Archive for the 'GDP by Industry' Category



Widespread Growth Across Industries in 2012

Professional and business services; finance, insurance, real estate, rental, and leasing; mining; and manufacturing were the leading contributors to U.S. economic growth in 2012, according to revised statistics on the breakout of real gross domestic product (GDP) by industry from the Bureau of Economic Analysis.gdp_indy1

• Professional, scientific, and technical services increased 4.2 percent in 2012, primarily reflecting strong growth in computer systems design and related services.

• Mining value added rose 14.0 percent in 2012 after increasing 9.9 percent in 2011, reflecting strong growth for oil and gas extraction.

GDP prices modestly decelerated in 2012, increasing 1.7 percent after increasing 2.0 percent in 2011.gdp_indy2

• Value-added prices for the private goods-producing sector decelerated in 2012, increasing 1.8 percent after increasing 6.0 percent in 2011. Mining was the leading contributor to the deceleration in the GDP price index for 2012.

• Value-added prices for the private services-producing sector increased 2.2 percent in 2012 after increasing 1.2 percent in 2011, reflecting accelerated growth in prices for real estate and rental and leasing.

For more, read the full report.

Durable-Goods Manufacturing Led Growth in 2012

gdp_indy1Durable-goods manufacturing, finance and insurance, and wholesale trade services were the leading contributors to U.S. economic growth in 2012, according to advance statistics on the breakout of real gross domestic product (GDP) by industry from the Bureau of Economic Analysis.

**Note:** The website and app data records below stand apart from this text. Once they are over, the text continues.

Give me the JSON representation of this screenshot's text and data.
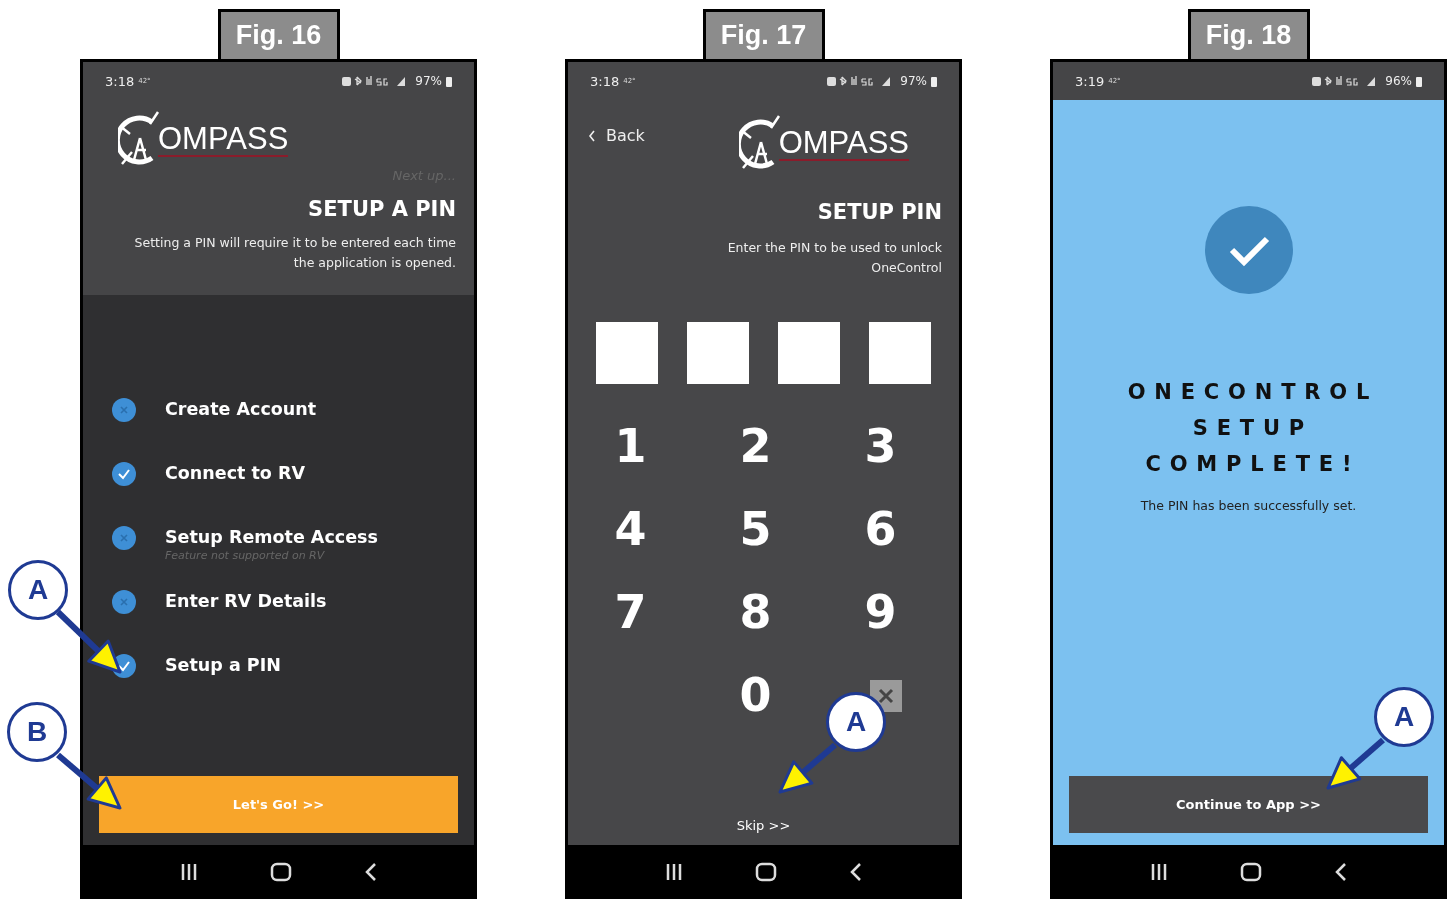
{
  "figures": [
    {
      "label": "Fig. 16",
      "kind": "intro",
      "status": {
        "time": "3:18",
        "temp": "42°",
        "battery": "97%"
      },
      "logo": "OMPASS",
      "next_up": "Next up...",
      "title": "SETUP A PIN",
      "description": "Setting a PIN will require it to be entered each time the application is opened.",
      "steps": [
        {
          "label": "Create Account",
          "done": false
        },
        {
          "label": "Connect to RV",
          "done": true
        },
        {
          "label": "Setup Remote Access",
          "note": "Feature not supported on RV",
          "done": false
        },
        {
          "label": "Enter RV Details",
          "done": false
        },
        {
          "label": "Setup a PIN",
          "done": true
        }
      ],
      "button": "Let's Go! >>",
      "callouts": [
        "A",
        "B"
      ]
    },
    {
      "label": "Fig. 17",
      "kind": "pin",
      "status": {
        "time": "3:18",
        "temp": "42°",
        "battery": "97%"
      },
      "back": "Back",
      "logo": "OMPASS",
      "title": "SETUP PIN",
      "description": "Enter the PIN to be used to unlock OneControl",
      "pin_boxes": [
        {
          "filled": false
        },
        {
          "filled": false
        },
        {
          "filled": false
        },
        {
          "filled": false
        }
      ],
      "keys": [
        "1",
        "2",
        "3",
        "4",
        "5",
        "6",
        "7",
        "8",
        "9",
        "0"
      ],
      "skip": "Skip >>",
      "callouts": [
        "A"
      ]
    },
    {
      "label": "Fig. 18",
      "kind": "done",
      "status": {
        "time": "3:19",
        "temp": "42°",
        "battery": "96%"
      },
      "title_lines": [
        "ONECONTROL",
        "SETUP",
        "COMPLETE!"
      ],
      "message": "The PIN has been successfully set.",
      "button": "Continue to App >>",
      "callouts": [
        "A"
      ]
    }
  ]
}
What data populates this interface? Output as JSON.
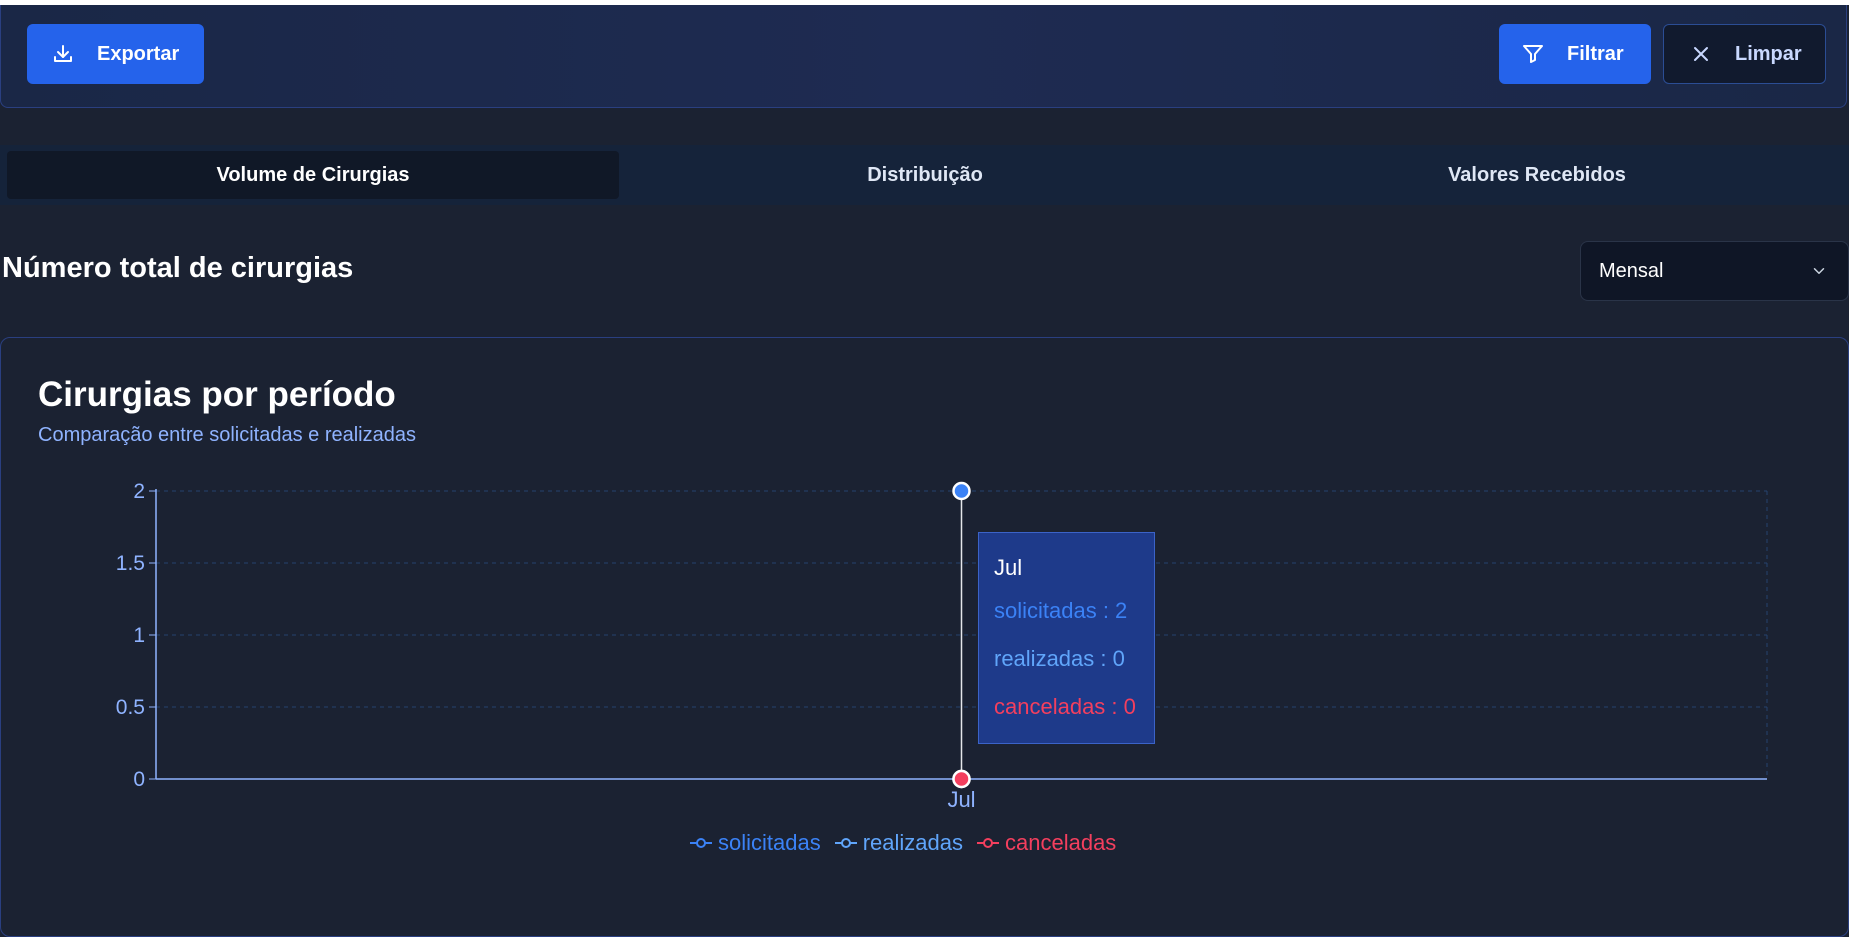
{
  "toolbar": {
    "export_label": "Exportar",
    "filter_label": "Filtrar",
    "clear_label": "Limpar"
  },
  "tabs": [
    {
      "label": "Volume de Cirurgias",
      "active": true
    },
    {
      "label": "Distribuição",
      "active": false
    },
    {
      "label": "Valores Recebidos",
      "active": false
    }
  ],
  "section": {
    "title": "Número total de cirurgias"
  },
  "period_select": {
    "value": "Mensal"
  },
  "card": {
    "title": "Cirurgias por período",
    "subtitle": "Comparação entre solicitadas e realizadas"
  },
  "colors": {
    "solicitadas": "#3b82f6",
    "realizadas": "#60a5fa",
    "canceladas": "#f43f5e",
    "accent": "#2563eb"
  },
  "chart_data": {
    "type": "line",
    "x": [
      "Jul"
    ],
    "series": [
      {
        "name": "solicitadas",
        "values": [
          2
        ]
      },
      {
        "name": "realizadas",
        "values": [
          0
        ]
      },
      {
        "name": "canceladas",
        "values": [
          0
        ]
      }
    ],
    "ylim": [
      0,
      2
    ],
    "yticks": [
      "0",
      "0.5",
      "1",
      "1.5",
      "2"
    ],
    "grid": true,
    "legend": "bottom"
  },
  "tooltip": {
    "title": "Jul",
    "rows": [
      {
        "text": "solicitadas : 2",
        "series": "solicitadas"
      },
      {
        "text": "realizadas : 0",
        "series": "realizadas"
      },
      {
        "text": "canceladas : 0",
        "series": "canceladas"
      }
    ]
  },
  "legend": {
    "items": [
      "solicitadas",
      "realizadas",
      "canceladas"
    ]
  }
}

  • Manufacturing value added rose 6.2 percent after increasing 2.5 percent in 2011. Durable-goods manufacturing led the growth in 2012, increasing 9.1 percent.
  • The services-producing sector grew 2.4 percent, matching the 2011 growth rate. The leading contributors to the increase were finance and insurance services and wholesale trade services, which increased 3.6 percent and 4.8 percent, respectively.

GDP prices decelerated, increasing 1.8 percent in 2012 after increasing 2.1 percent in 2011.

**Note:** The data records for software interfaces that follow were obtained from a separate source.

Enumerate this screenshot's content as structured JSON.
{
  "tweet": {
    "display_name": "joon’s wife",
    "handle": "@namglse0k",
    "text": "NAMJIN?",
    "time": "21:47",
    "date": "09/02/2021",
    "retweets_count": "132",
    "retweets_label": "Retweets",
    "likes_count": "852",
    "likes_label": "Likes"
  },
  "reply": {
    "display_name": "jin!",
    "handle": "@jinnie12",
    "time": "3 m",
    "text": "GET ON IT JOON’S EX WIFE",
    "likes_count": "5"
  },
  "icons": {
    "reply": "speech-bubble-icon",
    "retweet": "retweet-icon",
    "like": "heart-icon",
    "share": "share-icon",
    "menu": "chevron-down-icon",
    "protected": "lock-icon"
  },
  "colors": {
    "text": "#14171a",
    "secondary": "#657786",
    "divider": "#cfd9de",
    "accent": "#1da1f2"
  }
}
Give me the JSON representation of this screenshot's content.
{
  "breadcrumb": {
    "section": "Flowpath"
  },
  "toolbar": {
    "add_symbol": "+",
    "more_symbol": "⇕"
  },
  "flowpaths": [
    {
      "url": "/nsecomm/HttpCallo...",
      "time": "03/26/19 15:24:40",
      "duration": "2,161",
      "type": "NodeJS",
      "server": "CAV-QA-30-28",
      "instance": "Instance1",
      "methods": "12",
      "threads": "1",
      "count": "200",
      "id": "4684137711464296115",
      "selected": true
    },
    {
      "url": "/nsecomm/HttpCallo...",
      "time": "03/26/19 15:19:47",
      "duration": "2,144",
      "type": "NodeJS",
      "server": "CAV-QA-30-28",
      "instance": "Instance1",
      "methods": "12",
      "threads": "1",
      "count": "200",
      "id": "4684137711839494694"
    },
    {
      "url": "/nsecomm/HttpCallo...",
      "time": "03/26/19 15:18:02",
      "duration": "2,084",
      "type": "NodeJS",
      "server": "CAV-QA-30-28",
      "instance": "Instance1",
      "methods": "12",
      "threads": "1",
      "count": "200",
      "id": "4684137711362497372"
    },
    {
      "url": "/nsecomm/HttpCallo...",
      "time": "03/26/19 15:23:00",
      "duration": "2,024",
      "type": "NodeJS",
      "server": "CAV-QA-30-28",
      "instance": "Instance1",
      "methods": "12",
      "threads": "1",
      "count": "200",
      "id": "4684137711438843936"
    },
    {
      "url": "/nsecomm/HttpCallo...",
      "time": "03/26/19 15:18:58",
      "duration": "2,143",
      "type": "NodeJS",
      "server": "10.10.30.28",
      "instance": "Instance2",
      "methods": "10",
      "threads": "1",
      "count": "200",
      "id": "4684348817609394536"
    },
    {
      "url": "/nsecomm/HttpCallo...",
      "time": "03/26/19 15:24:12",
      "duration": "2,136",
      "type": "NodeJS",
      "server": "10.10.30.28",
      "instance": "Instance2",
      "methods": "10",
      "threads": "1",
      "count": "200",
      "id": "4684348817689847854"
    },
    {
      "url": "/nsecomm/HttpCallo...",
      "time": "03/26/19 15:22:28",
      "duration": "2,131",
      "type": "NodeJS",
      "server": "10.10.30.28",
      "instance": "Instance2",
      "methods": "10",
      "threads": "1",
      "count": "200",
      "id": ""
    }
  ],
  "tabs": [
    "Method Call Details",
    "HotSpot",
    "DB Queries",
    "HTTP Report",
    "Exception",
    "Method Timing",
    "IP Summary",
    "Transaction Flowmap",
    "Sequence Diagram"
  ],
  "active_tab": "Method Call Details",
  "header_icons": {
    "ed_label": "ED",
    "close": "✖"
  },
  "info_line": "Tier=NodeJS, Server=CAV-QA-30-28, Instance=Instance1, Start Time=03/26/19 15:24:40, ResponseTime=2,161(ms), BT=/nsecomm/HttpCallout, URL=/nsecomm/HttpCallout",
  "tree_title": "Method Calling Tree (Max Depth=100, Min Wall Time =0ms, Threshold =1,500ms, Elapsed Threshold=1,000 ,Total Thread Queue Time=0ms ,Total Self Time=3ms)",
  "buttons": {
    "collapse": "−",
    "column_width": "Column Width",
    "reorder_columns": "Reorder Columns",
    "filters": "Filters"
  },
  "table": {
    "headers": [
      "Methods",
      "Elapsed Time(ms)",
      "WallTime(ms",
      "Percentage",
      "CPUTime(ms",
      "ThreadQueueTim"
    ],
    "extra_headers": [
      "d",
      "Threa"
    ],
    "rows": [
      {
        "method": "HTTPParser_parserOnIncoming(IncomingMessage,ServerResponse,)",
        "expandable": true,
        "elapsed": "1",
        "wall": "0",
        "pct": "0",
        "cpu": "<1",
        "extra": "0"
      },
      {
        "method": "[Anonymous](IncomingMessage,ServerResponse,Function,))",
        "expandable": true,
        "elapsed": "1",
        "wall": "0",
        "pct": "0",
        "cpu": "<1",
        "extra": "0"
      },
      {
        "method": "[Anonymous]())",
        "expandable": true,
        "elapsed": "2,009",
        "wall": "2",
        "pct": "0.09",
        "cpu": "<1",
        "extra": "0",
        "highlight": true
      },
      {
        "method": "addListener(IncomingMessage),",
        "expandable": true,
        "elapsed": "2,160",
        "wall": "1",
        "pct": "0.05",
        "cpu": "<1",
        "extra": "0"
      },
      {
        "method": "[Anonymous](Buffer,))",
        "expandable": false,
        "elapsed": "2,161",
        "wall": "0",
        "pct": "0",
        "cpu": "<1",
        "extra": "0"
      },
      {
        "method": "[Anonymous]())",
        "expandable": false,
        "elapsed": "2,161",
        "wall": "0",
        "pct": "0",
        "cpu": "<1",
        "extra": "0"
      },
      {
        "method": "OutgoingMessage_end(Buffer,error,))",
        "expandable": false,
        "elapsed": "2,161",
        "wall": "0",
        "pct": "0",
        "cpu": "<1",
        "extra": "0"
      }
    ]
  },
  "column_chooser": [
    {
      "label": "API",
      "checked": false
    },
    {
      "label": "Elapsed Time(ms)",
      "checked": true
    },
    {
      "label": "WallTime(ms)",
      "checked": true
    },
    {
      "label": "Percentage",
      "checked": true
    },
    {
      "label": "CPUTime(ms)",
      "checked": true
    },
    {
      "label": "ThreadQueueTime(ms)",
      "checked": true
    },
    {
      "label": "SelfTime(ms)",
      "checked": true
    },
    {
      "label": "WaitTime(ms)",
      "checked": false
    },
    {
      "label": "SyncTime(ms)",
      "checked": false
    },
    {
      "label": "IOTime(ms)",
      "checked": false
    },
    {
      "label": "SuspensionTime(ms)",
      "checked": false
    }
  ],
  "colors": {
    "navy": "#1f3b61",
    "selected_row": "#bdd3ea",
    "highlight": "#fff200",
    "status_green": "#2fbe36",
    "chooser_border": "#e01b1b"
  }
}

  • gdp_indy2Value-added prices for the private goods-producing sector decelerated in 2012, increasing 0.9 percent after increasing 5.6 percent in 2011. Nondurable-goods manufacturing was the leading contributor to the deceleration in the GDP price index for 2012.
  • Value-added prices for the private services-producing sector increased 1.7 percent in 2012 after increasing 1.5 percent in 2011, reflecting accelerated growth in prices for finance and insurance and for professional, scientific, and technical services.

To learn more about GDP by industry, read the full report.

Growth in Goods and Services Industries Slowed in 2011

Retail trade and durable goods manufacturing were the leading contributors to the deceleration in U.S. economic growth in 2011, according to revised statistics on the breakout of real gross domestic product (GDP) by industry from the Bureau of Economic Analysis.

  • Annual Growth in Real GDPThe services-producing sector grew 2.4 percent in 2011 after increasing 2.7 percent in 2010. Retail trade was the largest contributor to the deceleration, increasing 0.2 percent in 2011, after increasing 7.0 percent in 2010.
  • Manufacturing value added decelerated, increasing 2.5 percent in 2011, after increasing 6.9 percent in 2010. Durable goods manufacturing increased 6.8 percent, after increasing 13.3 percent in 2010, primarily
    reflecting a slowdown in computer and electronic products manufacturing.

Growth in value added prices accelerated, increasing 2.1 percent in 2011 after increasing 1.3 percent in 2010.

  • Annual Growth in PricesValue added prices for the private goods-producing sector increased 5.6 percent in 2011, reflecting upturns in prices in manufacturing and construction. Nondurable goods prices led the growth in 2011, increasing 9.8 percent.
  • Value added prices for the private services-producing sector accelerated in 2011, increasing 1.5 percent after increasing 1.0 percent in 2010. An upturn in retail trade prices was one of the largest contributors to the acceleration in the GDP price index
    for 2011.

For more information, read the full report.